New found freedom. I can race when or where I like; the rules no longer apply. I may advise against a marathon in preparation for an Ironman, but only if you want to perform. I can enter whatever I want. In my excitement I hunted down as many races as I would fit on my calendar. Marathons, Ultras, I even considered the Deca-Ironman for a few days. Fortunately I never sent any entries in.
Racing more, racing long: these aren’t routes to reducing pressure. I set aside Kona so I could emphasise other areas of my life. As quickly as I’d placed them on the calendar they were gone. It didn’t take much to build sound arguments against racing ten Ironmans in ten days. I’m free to race whatever I like, but that doesn’t mean I should.
I drifted. There was a sense of irony when I wrote my Endurance Corner column. Your Best Season Ever. I wasn’t sure I could comment. I’d hardly put the foundations in place myself. Truth is the five mistakes to avoid came from the very problems I was dealing with. Breaking myself by pushing too hard, inconsistency, wanting to enter everything and largely missing the fun of training.
Plans I’d made in November – built on the assumption of going to Kona – held little relevance. Besides I’d underestimated the impact of month’s of minimal running. This really is back to basics. Progress made before Christmas was lost by a bout of illness that laid me up for a few days. Timed perfectly with festive food I started the year feeling unfit and sluggish.

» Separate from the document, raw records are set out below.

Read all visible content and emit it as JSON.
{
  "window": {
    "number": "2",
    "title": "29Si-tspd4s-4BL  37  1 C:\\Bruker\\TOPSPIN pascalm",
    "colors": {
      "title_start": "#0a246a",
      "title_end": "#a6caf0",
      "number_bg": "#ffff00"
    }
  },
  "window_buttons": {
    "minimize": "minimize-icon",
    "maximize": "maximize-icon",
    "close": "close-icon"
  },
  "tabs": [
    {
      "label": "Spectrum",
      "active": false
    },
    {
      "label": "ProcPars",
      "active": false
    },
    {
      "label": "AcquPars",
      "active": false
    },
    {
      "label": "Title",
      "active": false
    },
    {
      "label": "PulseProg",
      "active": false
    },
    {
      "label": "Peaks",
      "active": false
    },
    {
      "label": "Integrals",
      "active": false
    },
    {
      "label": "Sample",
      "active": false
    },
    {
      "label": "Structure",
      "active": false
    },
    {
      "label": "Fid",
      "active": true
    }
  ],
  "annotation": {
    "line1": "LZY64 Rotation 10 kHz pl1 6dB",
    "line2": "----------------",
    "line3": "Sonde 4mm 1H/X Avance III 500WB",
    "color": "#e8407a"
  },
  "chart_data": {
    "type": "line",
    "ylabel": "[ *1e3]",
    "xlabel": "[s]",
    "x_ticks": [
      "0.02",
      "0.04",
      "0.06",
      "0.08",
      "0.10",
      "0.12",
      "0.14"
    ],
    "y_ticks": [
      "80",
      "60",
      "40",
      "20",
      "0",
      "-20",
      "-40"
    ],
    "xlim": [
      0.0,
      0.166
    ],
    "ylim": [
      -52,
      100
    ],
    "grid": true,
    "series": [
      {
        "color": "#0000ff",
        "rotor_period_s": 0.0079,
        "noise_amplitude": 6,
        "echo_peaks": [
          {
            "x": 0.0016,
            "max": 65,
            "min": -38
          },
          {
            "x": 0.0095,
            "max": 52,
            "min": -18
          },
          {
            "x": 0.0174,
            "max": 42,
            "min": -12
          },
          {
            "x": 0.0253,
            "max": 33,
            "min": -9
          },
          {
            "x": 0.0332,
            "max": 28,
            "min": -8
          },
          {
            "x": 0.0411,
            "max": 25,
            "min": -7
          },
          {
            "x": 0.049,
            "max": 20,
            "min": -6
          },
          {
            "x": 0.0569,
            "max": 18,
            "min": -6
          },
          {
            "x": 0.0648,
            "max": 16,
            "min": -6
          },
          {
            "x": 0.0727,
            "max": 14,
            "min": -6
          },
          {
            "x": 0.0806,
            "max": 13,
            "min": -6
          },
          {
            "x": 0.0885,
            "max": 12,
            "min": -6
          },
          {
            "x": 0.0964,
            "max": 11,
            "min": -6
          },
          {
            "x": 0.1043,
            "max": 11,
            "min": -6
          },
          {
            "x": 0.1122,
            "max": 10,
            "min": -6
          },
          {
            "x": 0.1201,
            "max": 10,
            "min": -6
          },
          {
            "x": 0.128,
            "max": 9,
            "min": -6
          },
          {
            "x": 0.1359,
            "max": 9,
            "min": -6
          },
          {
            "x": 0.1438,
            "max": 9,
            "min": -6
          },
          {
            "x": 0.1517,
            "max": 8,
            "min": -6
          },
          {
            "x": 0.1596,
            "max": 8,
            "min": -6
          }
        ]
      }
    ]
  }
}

How many times can I write about the need to manage training for your fitness? To carefully build the work you’re doing and not rush? Despite the frequency with which I cover the theme it took a while to sink in. I was the triathlete needing to be careful in my build up. It eventually clicked and since I’ve started running and riding a bit easier the sessions have worked.
Training isn’t fully structured yet, but I’m no longer adrift. I hold to a simple system that each week should in some way improve upon the last. Perhaps in volume, perhaps in frequency or perhaps in intensity. I’m not too stressed as long as I have time for work, life and this blog! I’ve reverted to the habits of a working triathlete: 9 to 5 is mostly about work, the rest of the time my own.
But I’m enjoying it and week on week I am improving. More importantly the desire to train is returning in full. I enjoyed my first ride of the Challenge Henley course so much – despite a cramp in the last few kilometres home – that I was back three days later. Two long rides in a single week: I wanted to be out there again. Cramp was just a sign that I needed to manage my effort more and not get carried away in the moment. I did say I was unfit!
Whilst I rekindle my love of training I’m also making solid progress with coaching. Numbers have grown quickly; I’m near capacity far earlier than expected. There’s time in the day, but insufficient room in my head! Once I can’t give an athlete the attention required I can’t take on additional clients. It’s close. I find myself considering what next? I’m exploring these steps far sooner than anticipated; I’d not planned far enough ahead.
Frustrations and lack of fitness on a personal and athletic level are balanced by success elsewhere in life. My goal has always been sustainability of the lifestyle and I’m making good progress. I never considered exactly what sustainability would look like and perhaps that’s where the difficulties lie. My work is flexible and rewarding; I’ve time to train and build towards my own sporting ambitions. What more could I want?